[October 31, 2017 Note: Read the above notes and warnings. I do NOT recommend any tradeline company. I do use a tradeline company to experiment and understand the industry. They have made significant improvements, but I have no way of verifying their quality. I am sharing their contact info below with the understanding I do not endorse any tradeline company, including theirs. It is also further noted this blog receives compensation if you sign up with the listed company. A further disclosure: the company listed emailed me yesterday to consult with them on their tax situation and prepare their tax returns, business and personal. I have not responded, but will probably provide tax services to them in the future.
2534 State Street, Suite #433
San Diego, CA 92101
Mention this blog to receive a bonus on your first tradeline sale.]
Tax season is officially over and not a moment too soon. As much as I love the work, when months go by without a day off it begins to wear on me. The worst part is the sitting. Too many hours planted in a chair coupled with sleep deprivation and health is not getting the attention it needs.

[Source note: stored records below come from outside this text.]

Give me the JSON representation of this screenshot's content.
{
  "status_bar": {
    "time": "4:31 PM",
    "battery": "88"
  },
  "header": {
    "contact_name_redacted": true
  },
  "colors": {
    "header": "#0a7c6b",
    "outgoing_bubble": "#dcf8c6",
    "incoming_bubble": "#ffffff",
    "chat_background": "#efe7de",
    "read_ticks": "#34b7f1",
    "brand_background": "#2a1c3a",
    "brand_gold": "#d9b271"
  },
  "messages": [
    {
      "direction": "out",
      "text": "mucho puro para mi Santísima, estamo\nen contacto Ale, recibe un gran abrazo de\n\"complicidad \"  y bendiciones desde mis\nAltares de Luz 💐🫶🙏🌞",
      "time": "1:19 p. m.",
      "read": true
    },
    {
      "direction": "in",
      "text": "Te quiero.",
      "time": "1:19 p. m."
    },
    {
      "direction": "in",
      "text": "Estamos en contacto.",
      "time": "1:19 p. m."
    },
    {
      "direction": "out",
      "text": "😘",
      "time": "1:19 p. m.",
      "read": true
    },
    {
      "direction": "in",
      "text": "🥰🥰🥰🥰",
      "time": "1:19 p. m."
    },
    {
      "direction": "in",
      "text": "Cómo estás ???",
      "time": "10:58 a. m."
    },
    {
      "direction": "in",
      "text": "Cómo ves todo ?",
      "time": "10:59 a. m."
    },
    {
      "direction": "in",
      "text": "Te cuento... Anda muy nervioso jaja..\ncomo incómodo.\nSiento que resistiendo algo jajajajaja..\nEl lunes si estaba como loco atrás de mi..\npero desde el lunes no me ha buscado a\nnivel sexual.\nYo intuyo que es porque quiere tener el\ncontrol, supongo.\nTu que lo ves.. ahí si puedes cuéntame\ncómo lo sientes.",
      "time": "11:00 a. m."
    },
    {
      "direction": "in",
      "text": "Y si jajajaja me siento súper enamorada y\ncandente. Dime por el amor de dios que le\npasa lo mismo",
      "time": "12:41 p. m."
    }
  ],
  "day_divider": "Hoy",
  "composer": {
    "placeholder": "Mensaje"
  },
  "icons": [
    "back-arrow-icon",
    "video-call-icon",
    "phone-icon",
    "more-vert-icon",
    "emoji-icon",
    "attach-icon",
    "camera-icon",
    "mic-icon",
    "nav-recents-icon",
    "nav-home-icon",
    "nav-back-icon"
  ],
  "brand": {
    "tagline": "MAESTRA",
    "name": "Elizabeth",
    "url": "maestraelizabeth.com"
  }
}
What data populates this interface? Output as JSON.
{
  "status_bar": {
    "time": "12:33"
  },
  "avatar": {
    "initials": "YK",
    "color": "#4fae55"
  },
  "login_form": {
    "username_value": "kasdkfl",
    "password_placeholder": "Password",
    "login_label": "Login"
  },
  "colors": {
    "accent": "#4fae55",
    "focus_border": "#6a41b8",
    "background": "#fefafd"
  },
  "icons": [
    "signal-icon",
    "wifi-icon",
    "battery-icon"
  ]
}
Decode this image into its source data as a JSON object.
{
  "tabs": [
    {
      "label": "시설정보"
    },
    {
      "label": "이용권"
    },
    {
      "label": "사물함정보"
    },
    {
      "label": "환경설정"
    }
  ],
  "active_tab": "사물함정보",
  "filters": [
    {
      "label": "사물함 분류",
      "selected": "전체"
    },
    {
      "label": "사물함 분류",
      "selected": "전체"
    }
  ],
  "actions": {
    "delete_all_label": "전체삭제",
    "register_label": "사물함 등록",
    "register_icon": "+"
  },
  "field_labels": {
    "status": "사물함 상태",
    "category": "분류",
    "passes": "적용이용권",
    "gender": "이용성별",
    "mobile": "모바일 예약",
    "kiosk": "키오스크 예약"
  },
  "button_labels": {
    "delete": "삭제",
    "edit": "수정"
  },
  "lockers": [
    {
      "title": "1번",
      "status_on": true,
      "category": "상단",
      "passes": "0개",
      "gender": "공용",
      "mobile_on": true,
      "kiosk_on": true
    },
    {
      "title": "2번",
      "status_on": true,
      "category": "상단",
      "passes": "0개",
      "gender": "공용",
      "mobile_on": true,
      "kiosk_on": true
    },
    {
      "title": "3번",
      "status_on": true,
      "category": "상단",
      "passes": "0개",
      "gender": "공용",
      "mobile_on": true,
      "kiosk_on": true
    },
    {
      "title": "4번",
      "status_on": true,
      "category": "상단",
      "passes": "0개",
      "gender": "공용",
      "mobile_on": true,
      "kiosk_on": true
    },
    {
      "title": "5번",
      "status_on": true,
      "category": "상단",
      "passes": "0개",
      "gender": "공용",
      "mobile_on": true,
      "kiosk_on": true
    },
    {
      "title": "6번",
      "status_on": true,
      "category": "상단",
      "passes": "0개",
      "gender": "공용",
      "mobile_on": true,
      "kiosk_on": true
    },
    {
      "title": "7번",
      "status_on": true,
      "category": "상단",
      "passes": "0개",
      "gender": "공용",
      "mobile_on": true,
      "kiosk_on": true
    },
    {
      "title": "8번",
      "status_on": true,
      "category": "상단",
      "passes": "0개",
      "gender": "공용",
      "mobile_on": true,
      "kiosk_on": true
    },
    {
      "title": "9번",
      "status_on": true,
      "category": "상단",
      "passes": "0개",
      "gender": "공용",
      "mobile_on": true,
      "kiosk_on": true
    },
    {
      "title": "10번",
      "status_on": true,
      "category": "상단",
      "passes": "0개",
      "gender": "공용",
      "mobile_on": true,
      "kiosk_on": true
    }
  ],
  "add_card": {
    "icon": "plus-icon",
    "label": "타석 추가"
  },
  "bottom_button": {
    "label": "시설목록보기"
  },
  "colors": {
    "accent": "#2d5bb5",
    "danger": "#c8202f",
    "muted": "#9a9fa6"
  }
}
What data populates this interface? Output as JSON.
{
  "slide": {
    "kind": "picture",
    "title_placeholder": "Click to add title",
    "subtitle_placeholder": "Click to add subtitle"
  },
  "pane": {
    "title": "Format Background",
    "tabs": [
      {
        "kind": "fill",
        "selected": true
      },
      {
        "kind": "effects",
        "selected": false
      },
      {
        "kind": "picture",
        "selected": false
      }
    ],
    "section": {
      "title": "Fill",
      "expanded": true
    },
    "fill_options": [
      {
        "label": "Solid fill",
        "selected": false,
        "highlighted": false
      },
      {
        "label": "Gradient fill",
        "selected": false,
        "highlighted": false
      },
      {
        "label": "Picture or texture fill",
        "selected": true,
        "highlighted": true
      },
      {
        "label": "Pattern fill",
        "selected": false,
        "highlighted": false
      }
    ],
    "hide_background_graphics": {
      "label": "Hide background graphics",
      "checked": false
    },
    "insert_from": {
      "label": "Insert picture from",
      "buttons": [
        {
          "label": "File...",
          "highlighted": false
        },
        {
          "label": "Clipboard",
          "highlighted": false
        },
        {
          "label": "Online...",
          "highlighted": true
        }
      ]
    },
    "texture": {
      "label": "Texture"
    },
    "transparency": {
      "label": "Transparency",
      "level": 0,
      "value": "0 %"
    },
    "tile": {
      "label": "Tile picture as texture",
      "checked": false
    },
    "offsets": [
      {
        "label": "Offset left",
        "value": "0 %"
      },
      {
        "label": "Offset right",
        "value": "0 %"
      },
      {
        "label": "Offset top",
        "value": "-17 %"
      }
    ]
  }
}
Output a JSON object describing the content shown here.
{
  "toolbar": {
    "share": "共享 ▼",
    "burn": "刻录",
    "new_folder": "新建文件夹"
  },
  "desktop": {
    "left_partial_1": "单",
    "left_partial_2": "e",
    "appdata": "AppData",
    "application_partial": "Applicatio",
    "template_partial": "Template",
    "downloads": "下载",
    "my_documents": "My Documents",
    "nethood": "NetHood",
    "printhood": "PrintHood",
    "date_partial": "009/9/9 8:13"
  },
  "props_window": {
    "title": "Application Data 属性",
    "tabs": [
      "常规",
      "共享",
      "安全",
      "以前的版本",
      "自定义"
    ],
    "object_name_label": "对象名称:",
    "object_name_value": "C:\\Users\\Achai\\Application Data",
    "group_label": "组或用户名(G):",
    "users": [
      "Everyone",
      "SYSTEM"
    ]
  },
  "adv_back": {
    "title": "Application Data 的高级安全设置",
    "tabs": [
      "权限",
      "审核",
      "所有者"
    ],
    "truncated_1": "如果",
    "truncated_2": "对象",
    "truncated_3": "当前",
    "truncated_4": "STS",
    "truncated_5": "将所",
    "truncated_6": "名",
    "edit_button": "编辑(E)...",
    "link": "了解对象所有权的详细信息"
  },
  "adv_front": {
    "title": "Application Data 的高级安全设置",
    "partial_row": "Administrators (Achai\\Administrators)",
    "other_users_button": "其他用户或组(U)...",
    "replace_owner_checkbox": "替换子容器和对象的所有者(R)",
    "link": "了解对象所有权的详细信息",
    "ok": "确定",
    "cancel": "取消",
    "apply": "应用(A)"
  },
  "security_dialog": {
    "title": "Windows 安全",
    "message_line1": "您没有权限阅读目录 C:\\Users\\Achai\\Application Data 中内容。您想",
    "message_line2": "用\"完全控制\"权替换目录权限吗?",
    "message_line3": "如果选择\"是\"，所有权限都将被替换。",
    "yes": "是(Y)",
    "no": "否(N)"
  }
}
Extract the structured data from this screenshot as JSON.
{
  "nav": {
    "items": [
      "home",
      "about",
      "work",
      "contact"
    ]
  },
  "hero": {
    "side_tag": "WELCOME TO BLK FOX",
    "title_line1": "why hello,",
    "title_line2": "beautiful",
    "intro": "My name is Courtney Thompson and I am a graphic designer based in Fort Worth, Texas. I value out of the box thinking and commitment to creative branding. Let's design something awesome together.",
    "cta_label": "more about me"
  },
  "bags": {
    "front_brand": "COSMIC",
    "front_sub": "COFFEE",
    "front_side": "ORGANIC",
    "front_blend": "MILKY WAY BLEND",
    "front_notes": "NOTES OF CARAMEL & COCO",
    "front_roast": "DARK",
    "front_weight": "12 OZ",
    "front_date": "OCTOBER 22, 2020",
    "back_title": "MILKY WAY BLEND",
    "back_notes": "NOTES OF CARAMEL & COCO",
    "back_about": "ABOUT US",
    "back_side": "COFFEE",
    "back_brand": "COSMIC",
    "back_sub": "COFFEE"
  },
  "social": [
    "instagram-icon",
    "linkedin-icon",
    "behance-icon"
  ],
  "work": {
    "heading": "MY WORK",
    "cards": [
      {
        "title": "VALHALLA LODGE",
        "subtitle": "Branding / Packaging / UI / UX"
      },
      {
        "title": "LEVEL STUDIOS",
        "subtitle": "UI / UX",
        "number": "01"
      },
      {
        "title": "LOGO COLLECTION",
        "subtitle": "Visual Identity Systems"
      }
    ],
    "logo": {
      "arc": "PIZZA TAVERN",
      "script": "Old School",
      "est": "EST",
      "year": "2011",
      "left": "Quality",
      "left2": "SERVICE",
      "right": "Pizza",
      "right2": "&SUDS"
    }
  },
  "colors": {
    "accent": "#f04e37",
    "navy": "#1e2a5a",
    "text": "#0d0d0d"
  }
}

Loving something as much as I love tax work is also a challenge for people around me. Mrs. Accountant is an angel, allowing me the opportunity every year to disappear for months to help complete strangers and semi-strangers with their tax, accounting and financial problems. My daughters have learned from an early age dad is a very intense man when it comes to his work.
Work has never been a four letter word for me. (Considering my profession you would think I could count to four better.) Growing up on a farm meant everything was work, but not work. Running to the creek to fish was something you did. Planting in spring was fun, not really work. Harvesting was an addiction; sleep was hard to achieve until the crops were off the field. I know of no greater pleasure than watching a barn filled with bales of hay, placed there by my own hands. There is no greater thrill than to see the milk cooler fill each day to the rim. A full bulk tank meant money, and therefore, life. It was a good life and I had no idea what the real world was like outside my vision horizon.